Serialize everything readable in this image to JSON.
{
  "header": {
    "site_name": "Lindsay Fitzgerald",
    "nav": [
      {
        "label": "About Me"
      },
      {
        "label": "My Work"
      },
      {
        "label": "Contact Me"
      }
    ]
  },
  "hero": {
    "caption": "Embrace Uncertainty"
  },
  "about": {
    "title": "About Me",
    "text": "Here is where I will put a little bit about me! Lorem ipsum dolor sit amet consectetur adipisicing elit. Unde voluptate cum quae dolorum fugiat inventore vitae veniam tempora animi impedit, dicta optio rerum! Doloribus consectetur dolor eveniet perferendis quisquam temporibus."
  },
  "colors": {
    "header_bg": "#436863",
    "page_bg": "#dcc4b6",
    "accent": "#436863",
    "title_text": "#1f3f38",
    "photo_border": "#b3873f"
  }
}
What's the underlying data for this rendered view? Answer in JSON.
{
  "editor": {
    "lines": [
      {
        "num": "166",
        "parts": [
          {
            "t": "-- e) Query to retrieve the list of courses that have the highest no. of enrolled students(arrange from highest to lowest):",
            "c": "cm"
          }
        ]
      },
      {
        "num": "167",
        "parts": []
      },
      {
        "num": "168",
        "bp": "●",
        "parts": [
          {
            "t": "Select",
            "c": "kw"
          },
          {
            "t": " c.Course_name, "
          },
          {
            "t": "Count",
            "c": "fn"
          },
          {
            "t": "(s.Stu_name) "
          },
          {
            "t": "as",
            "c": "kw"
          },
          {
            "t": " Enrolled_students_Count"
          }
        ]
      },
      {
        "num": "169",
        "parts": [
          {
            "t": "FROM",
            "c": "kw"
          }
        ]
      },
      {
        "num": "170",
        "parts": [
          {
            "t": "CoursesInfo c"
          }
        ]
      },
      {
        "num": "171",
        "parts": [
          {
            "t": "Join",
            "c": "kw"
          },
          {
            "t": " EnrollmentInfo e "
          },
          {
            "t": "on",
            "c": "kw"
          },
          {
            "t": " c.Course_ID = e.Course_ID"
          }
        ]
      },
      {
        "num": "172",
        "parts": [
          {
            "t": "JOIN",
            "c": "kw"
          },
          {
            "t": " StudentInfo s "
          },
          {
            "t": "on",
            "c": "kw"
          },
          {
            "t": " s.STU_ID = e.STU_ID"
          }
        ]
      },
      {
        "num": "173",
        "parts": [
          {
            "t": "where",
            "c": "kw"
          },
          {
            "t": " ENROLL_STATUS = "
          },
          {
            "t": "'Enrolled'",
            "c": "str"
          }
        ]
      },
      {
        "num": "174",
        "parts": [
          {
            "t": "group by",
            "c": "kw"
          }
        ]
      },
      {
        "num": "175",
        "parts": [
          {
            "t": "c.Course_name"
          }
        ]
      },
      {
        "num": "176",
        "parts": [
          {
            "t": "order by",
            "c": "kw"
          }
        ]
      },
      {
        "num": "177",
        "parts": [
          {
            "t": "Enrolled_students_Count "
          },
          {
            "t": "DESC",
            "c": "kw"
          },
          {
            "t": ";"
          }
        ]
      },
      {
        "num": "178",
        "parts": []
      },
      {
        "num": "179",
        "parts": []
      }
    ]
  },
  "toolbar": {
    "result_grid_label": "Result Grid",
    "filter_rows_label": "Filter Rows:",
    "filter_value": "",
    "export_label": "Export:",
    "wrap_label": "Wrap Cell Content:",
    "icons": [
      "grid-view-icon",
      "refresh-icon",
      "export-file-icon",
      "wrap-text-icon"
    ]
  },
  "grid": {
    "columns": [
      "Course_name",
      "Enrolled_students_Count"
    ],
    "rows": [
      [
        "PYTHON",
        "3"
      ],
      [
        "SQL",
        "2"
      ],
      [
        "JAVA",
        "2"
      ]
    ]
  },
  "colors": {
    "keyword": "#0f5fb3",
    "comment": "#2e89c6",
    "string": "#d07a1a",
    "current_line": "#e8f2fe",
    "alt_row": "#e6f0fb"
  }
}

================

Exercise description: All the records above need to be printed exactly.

Written solution:
Serialize everything readable in this image to JSON.
{
  "header": {
    "site_name": "Lindsay Fitzgerald",
    "nav": [
      {
        "label": "About Me"
      },
      {
        "label": "My Work"
      },
      {
        "label": "Contact Me"
      }
    ]
  },
  "hero": {
    "caption": "Embrace Uncertainty"
  },
  "about": {
    "title": "About Me",
    "text": "Here is where I will put a little bit about me! Lorem ipsum dolor sit amet consectetur adipisicing elit. Unde voluptate cum quae dolorum fugiat inventore vitae veniam tempora animi impedit, dicta optio rerum! Doloribus consectetur dolor eveniet perferendis quisquam temporibus."
  },
  "colors": {
    "header_bg": "#436863",
    "page_bg": "#dcc4b6",
    "accent": "#436863",
    "title_text": "#1f3f38",
    "photo_border": "#b3873f"
  }
}
What's the underlying data for this rendered view? Answer in JSON.
{
  "editor": {
    "lines": [
      {
        "num": "166",
        "parts": [
          {
            "t": "-- e) Query to retrieve the list of courses that have the highest no. of enrolled students(arrange from highest to lowest):",
            "c": "cm"
          }
        ]
      },
      {
        "num": "167",
        "parts": []
      },
      {
        "num": "168",
        "bp": "●",
        "parts": [
          {
            "t": "Select",
            "c": "kw"
          },
          {
            "t": " c.Course_name, "
          },
          {
            "t": "Count",
            "c": "fn"
          },
          {
            "t": "(s.Stu_name) "
          },
          {
            "t": "as",
            "c": "kw"
          },
          {
            "t": " Enrolled_students_Count"
          }
        ]
      },
      {
        "num": "169",
        "parts": [
          {
            "t": "FROM",
            "c": "kw"
          }
        ]
      },
      {
        "num": "170",
        "parts": [
          {
            "t": "CoursesInfo c"
          }
        ]
      },
      {
        "num": "171",
        "parts": [
          {
            "t": "Join",
            "c": "kw"
          },
          {
            "t": " EnrollmentInfo e "
          },
          {
            "t": "on",
            "c": "kw"
          },
          {
            "t": " c.Course_ID = e.Course_ID"
          }
        ]
      },
      {
        "num": "172",
        "parts": [
          {
            "t": "JOIN",
            "c": "kw"
          },
          {
            "t": " StudentInfo s "
          },
          {
            "t": "on",
            "c": "kw"
          },
          {
            "t": " s.STU_ID = e.STU_ID"
          }
        ]
      },
      {
        "num": "173",
        "parts": [
          {
            "t": "where",
            "c": "kw"
          },
          {
            "t": " ENROLL_STATUS = "
          },
          {
            "t": "'Enrolled'",
            "c": "str"
          }
        ]
      },
      {
        "num": "174",
        "parts": [
          {
            "t": "group by",
            "c": "kw"
          }
        ]
      },
      {
        "num": "175",
        "parts": [
          {
            "t": "c.Course_name"
          }
        ]
      },
      {
        "num": "176",
        "parts": [
          {
            "t": "order by",
            "c": "kw"
          }
        ]
      },
      {
        "num": "177",
        "parts": [
          {
            "t": "Enrolled_students_Count "
          },
          {
            "t": "DESC",
            "c": "kw"
          },
          {
            "t": ";"
          }
        ]
      },
      {
        "num": "178",
        "parts": []
      },
      {
        "num": "179",
        "parts": []
      }
    ]
  },
  "toolbar": {
    "result_grid_label": "Result Grid",
    "filter_rows_label": "Filter Rows:",
    "filter_value": "",
    "export_label": "Export:",
    "wrap_label": "Wrap Cell Content:",
    "icons": [
      "grid-view-icon",
      "refresh-icon",
      "export-file-icon",
      "wrap-text-icon"
    ]
  },
  "grid": {
    "columns": [
      "Course_name",
      "Enrolled_students_Count"
    ],
    "rows": [
      [
        "PYTHON",
        "3"
      ],
      [
        "SQL",
        "2"
      ],
      [
        "JAVA",
        "2"
      ]
    ]
  },
  "colors": {
    "keyword": "#0f5fb3",
    "comment": "#2e89c6",
    "string": "#d07a1a",
    "current_line": "#e8f2fe",
    "alt_row": "#e6f0fb"
  }
}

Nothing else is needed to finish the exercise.